Article:

Allocation of professional firm profit – Impacts on medical practices

11 March 2021

Laura McCabe, Senior Manager, Business Services |
Sharon Houghton, Partner, Business Services, Healthcare |

The Australian Taxation Office (ATO) has released a draft Practical Compliance Guideline (PCG 2021/D2) regarding the ATO compliance approach for the allocation of professional firm profits. The guideline aims to help practices self-assess their compliance risk against risk assessment factors. PCG 2021/D2 replaces previous guidelines that the ATO suspended on 14 December 2017.  

What medical practices should do

This guideline, once finalised, is intended to apply to medical practices, so it is important to understand the detail.

There are two stages to the analysis of your practice’s arrangements in accordance with the draft guidelines.

The first step is considering whether a practice’s arrangements pass the two ‘gateways’ outlined by the ATO. These are whether the arrangements operate in a way that is commercially driven, and whether the arrangements include any high-risk features, such as non-compliance with specific anti-avoidance provisions or bad tax behaviour that the ATO has flagged by way of taxpayer alerts.

The next step then requires the medical practitioner to apply the ATO’s risk-rating scorecard approach detailed in the guideline, to determine their risk zone. Three risk zones are outlined - low, moderate and high – each with varying degrees of ATO treatment.

A low risk score is optimal, as scores outside this zone could attract more interest and likely review or audit from the ATO.

The guideline in action – example arrangement

The ATO’s primary focus is on situations where an individual practitioner redirects their earnings to another associated individual or entity, thereby lowering their effective tax rate.

As an example of this type of arrangement, a medical practice may operate through a medical practice company and a related service trust. Profits of the service trust may be allocated to a spouse or adult children who are in a lower tax bracket, whereas the net profit of the medical practice company generally has to be paid to the practitioner.  In this situation, the combined arrangement could come under ATO scrutiny if the percentage of the overall income returned by the individual practitioner and the effective tax rate on the overall practice income do not fit into the ATO‘s low risk zone.

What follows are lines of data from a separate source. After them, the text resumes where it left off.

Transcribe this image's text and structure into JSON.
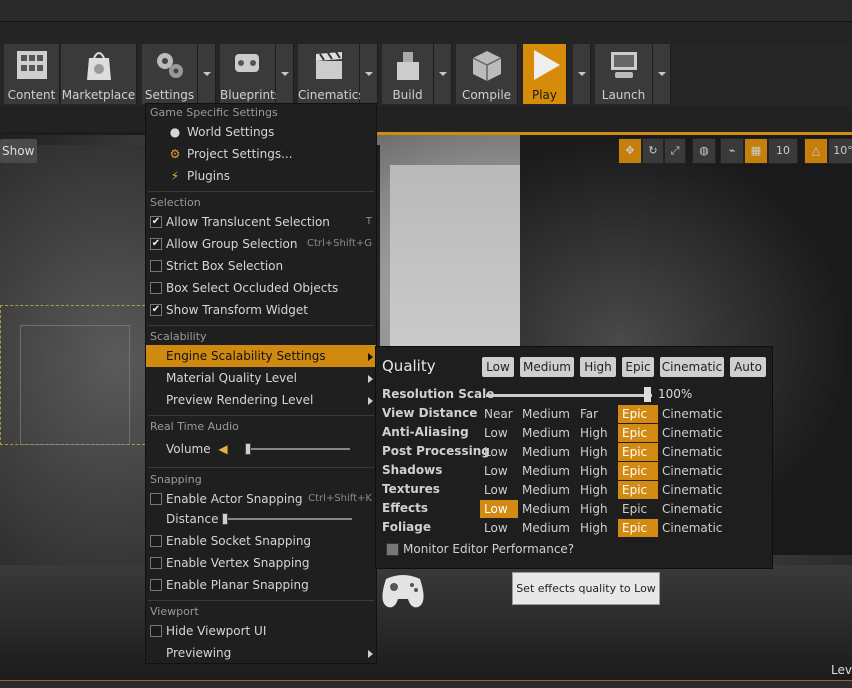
{
  "toolbar": {
    "buttons": [
      {
        "label": "Content"
      },
      {
        "label": "Marketplace"
      },
      {
        "label": "Settings"
      },
      {
        "label": "Blueprints"
      },
      {
        "label": "Cinematics"
      },
      {
        "label": "Build"
      },
      {
        "label": "Compile"
      },
      {
        "label": "Play"
      },
      {
        "label": "Launch"
      }
    ]
  },
  "viewport": {
    "show_label": "Show",
    "grid_snap_value": "10",
    "angle_snap_value": "10°",
    "corner_label": "Lev"
  },
  "menu": {
    "sections": {
      "game": "Game Specific Settings",
      "selection": "Selection",
      "scalability": "Scalability",
      "audio": "Real Time Audio",
      "snapping": "Snapping",
      "viewport": "Viewport"
    },
    "items": {
      "world_settings": "World Settings",
      "project_settings": "Project Settings...",
      "plugins": "Plugins",
      "allow_translucent": "Allow Translucent Selection",
      "allow_translucent_shortcut": "T",
      "allow_group": "Allow Group Selection",
      "allow_group_shortcut": "Ctrl+Shift+G",
      "strict_box": "Strict Box Selection",
      "box_occluded": "Box Select Occluded Objects",
      "show_transform": "Show Transform Widget",
      "engine_scalability": "Engine Scalability Settings",
      "material_quality": "Material Quality Level",
      "preview_rendering": "Preview Rendering Level",
      "volume": "Volume",
      "actor_snapping": "Enable Actor Snapping",
      "actor_snapping_shortcut": "Ctrl+Shift+K",
      "distance": "Distance",
      "socket_snapping": "Enable Socket Snapping",
      "vertex_snapping": "Enable Vertex Snapping",
      "planar_snapping": "Enable Planar Snapping",
      "hide_viewport_ui": "Hide Viewport UI",
      "previewing": "Previewing"
    },
    "checked": {
      "allow_translucent": true,
      "allow_group": true,
      "strict_box": false,
      "box_occluded": false,
      "show_transform": true,
      "actor_snapping": false,
      "socket_snapping": false,
      "vertex_snapping": false,
      "planar_snapping": false,
      "hide_viewport_ui": false
    }
  },
  "scalability": {
    "title": "Quality",
    "presets": [
      "Low",
      "Medium",
      "High",
      "Epic",
      "Cinematic",
      "Auto"
    ],
    "resolution_label": "Resolution Scale",
    "resolution_value": "100%",
    "resolution_fraction": 1.0,
    "rows": [
      {
        "label": "View Distance",
        "levels": [
          "Near",
          "Medium",
          "Far",
          "Epic",
          "Cinematic"
        ],
        "selected": 3
      },
      {
        "label": "Anti-Aliasing",
        "levels": [
          "Low",
          "Medium",
          "High",
          "Epic",
          "Cinematic"
        ],
        "selected": 3
      },
      {
        "label": "Post Processing",
        "levels": [
          "Low",
          "Medium",
          "High",
          "Epic",
          "Cinematic"
        ],
        "selected": 3
      },
      {
        "label": "Shadows",
        "levels": [
          "Low",
          "Medium",
          "High",
          "Epic",
          "Cinematic"
        ],
        "selected": 3
      },
      {
        "label": "Textures",
        "levels": [
          "Low",
          "Medium",
          "High",
          "Epic",
          "Cinematic"
        ],
        "selected": 3
      },
      {
        "label": "Effects",
        "levels": [
          "Low",
          "Medium",
          "High",
          "Epic",
          "Cinematic"
        ],
        "selected": 0
      },
      {
        "label": "Foliage",
        "levels": [
          "Low",
          "Medium",
          "High",
          "Epic",
          "Cinematic"
        ],
        "selected": 3
      }
    ],
    "monitor_label": "Monitor Editor Performance?"
  },
  "tooltip": "Set effects quality to Low",
  "colors": {
    "accent": "#d08a10",
    "menu_bg": "#1f1f1f"
  }
}
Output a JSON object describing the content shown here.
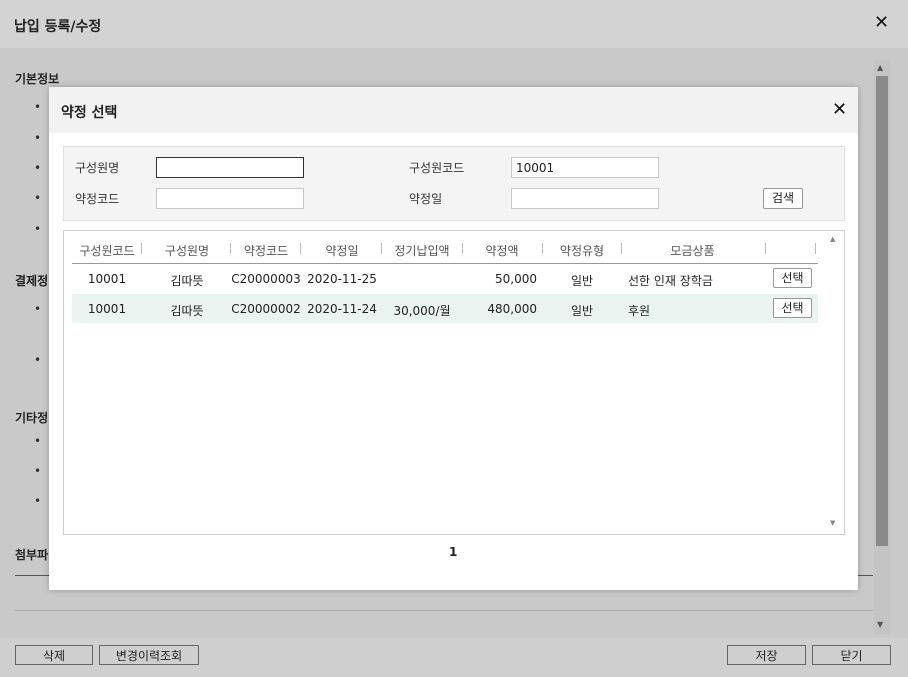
{
  "outer": {
    "title": "납입 등록/수정",
    "sections": {
      "basic": "기본정보",
      "payment": "결제정",
      "other": "기타정",
      "attach": "첨부파"
    },
    "bullet": "•",
    "buttons": {
      "delete": "삭제",
      "history": "변경이력조회",
      "save": "저장",
      "close": "닫기"
    }
  },
  "modal": {
    "title": "약정 선택",
    "search": {
      "member_name_label": "구성원명",
      "member_name_value": "",
      "member_code_label": "구성원코드",
      "member_code_value": "10001",
      "pledge_code_label": "약정코드",
      "pledge_code_value": "",
      "pledge_date_label": "약정일",
      "pledge_date_value": "",
      "search_button": "검색"
    },
    "grid": {
      "columns": [
        "구성원코드",
        "구성원명",
        "약정코드",
        "약정일",
        "정기납입액",
        "약정액",
        "약정유형",
        "모금상품",
        ""
      ],
      "rows": [
        {
          "member_code": "10001",
          "member_name": "김따뜻",
          "pledge_code": "C20000003",
          "pledge_date": "2020-11-25",
          "regular": "",
          "amount": "50,000",
          "type": "일반",
          "product": "선한 인재 장학금",
          "action": "선택"
        },
        {
          "member_code": "10001",
          "member_name": "김따뜻",
          "pledge_code": "C20000002",
          "pledge_date": "2020-11-24",
          "regular": "30,000/월",
          "amount": "480,000",
          "type": "일반",
          "product": "후원",
          "action": "선택"
        }
      ]
    },
    "page": "1"
  }
}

BDO comment

The new guidelines are a significant departure from the arrangements that the ATO has historically accepted. Medical practitioners and their practice entities would be wise to review their likely risk rating under the new guidelines – while bearing in mind that they are still in a draft form.

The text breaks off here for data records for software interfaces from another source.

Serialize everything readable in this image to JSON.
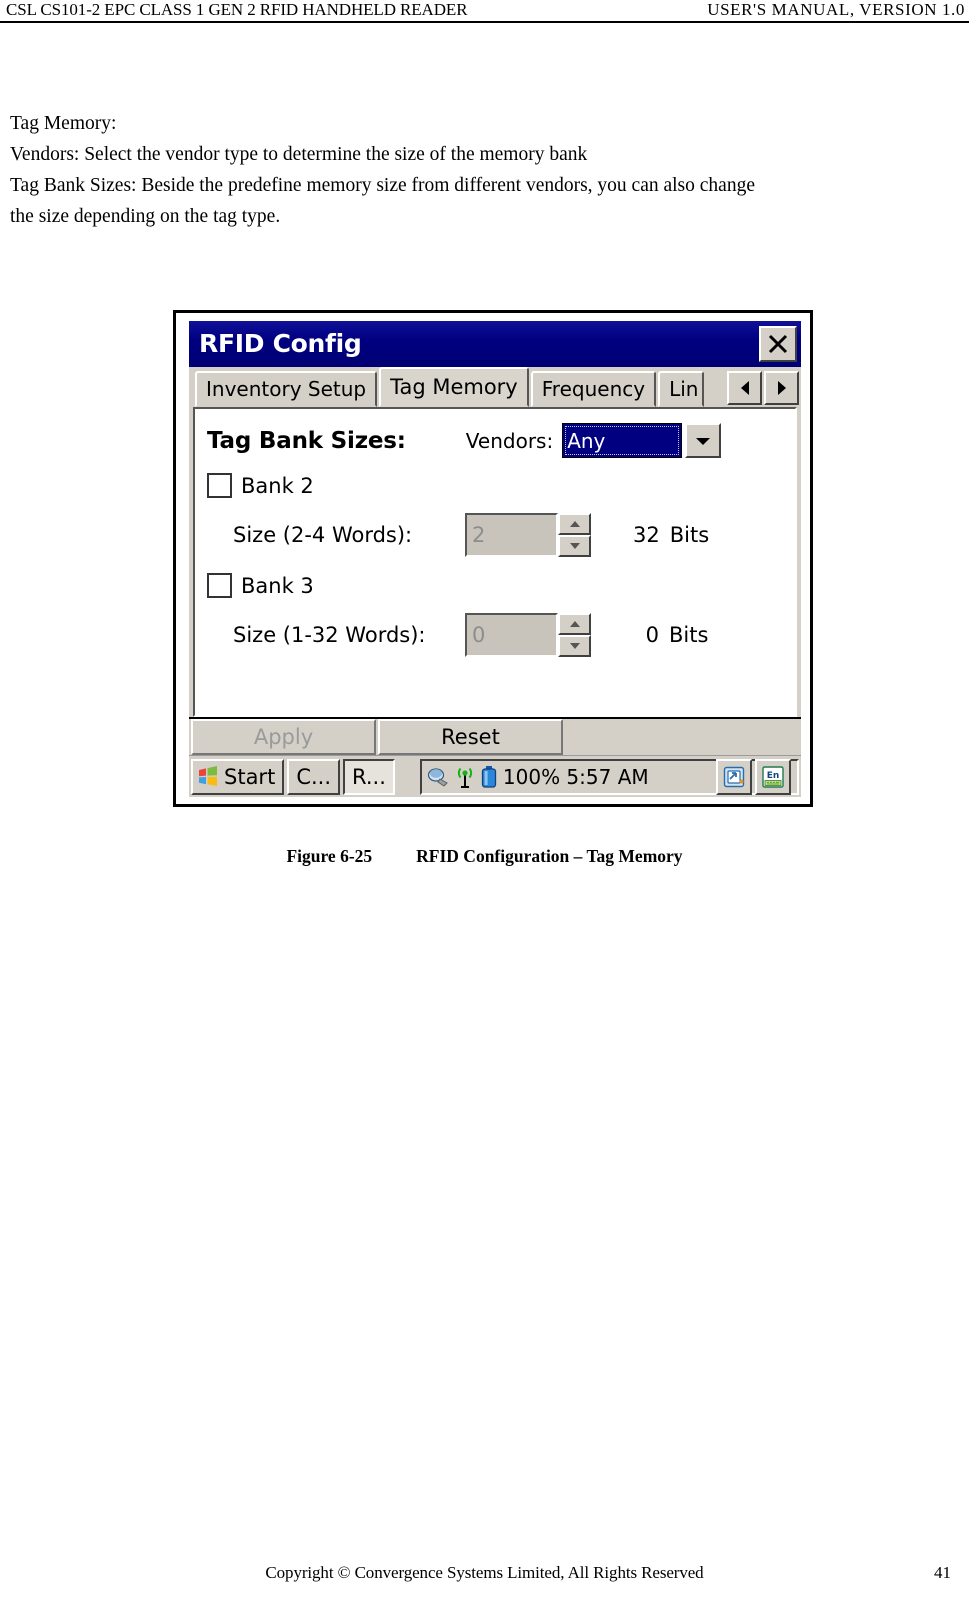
{
  "header": {
    "left": "CSL CS101-2 EPC CLASS 1 GEN 2 RFID HANDHELD READER",
    "right": "USER'S  MANUAL,  VERSION  1.0"
  },
  "body": {
    "line1": "Tag Memory:",
    "line2": "Vendors: Select the vendor type to determine the size of the memory bank",
    "line3": "Tag Bank Sizes: Beside the predefine memory size from different vendors, you can also change",
    "line4": "the size depending on the tag type."
  },
  "dialog": {
    "title": "RFID Config",
    "close_label": "X",
    "tabs": [
      {
        "label": "Inventory Setup",
        "active": false
      },
      {
        "label": "Tag Memory",
        "active": true
      },
      {
        "label": "Frequency",
        "active": false
      },
      {
        "label": "Lin",
        "active": false
      }
    ],
    "tab_scroll_left": "left-arrow-icon",
    "tab_scroll_right": "right-arrow-icon",
    "page": {
      "group_label": "Tag Bank Sizes:",
      "vendors_label": "Vendors:",
      "vendors_value": "Any",
      "bank2": {
        "checkbox_label": "Bank 2",
        "checked": false,
        "size_label": "Size (2-4 Words):",
        "size_value": "2",
        "bits_value": "32",
        "bits_unit": "Bits"
      },
      "bank3": {
        "checkbox_label": "Bank 3",
        "checked": false,
        "size_label": "Size (1-32 Words):",
        "size_value": "0",
        "bits_value": "0",
        "bits_unit": "Bits"
      }
    },
    "commands": {
      "apply": "Apply",
      "reset": "Reset"
    },
    "taskbar": {
      "start": "Start",
      "task1": "C...",
      "task2": "R...",
      "clock": "100% 5:57 AM",
      "icons": [
        "speaker-icon",
        "wireless-antenna-icon",
        "battery-icon"
      ],
      "tray_buttons": [
        "rotate-screen-icon",
        "input-method-en-icon"
      ]
    }
  },
  "caption": {
    "number": "Figure 6-25",
    "text": "RFID Configuration – Tag Memory"
  },
  "footer": {
    "copyright": "Copyright © Convergence Systems Limited, All Rights Reserved",
    "page_number": "41"
  },
  "colors": {
    "titlebar": "#000080",
    "selection": "#000080",
    "chrome": "#d4d0c8"
  }
}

Keeping you informed

BDO is monitoring the development of PCG 2021/D2, to determine how the guidelines will impact medical practices. Once finalised, the guideline will apply prospectively from 1 July 2021.

If you would like to assess your level of risk or would like to know what steps to take to reduce it, please contact your local BDO adviser.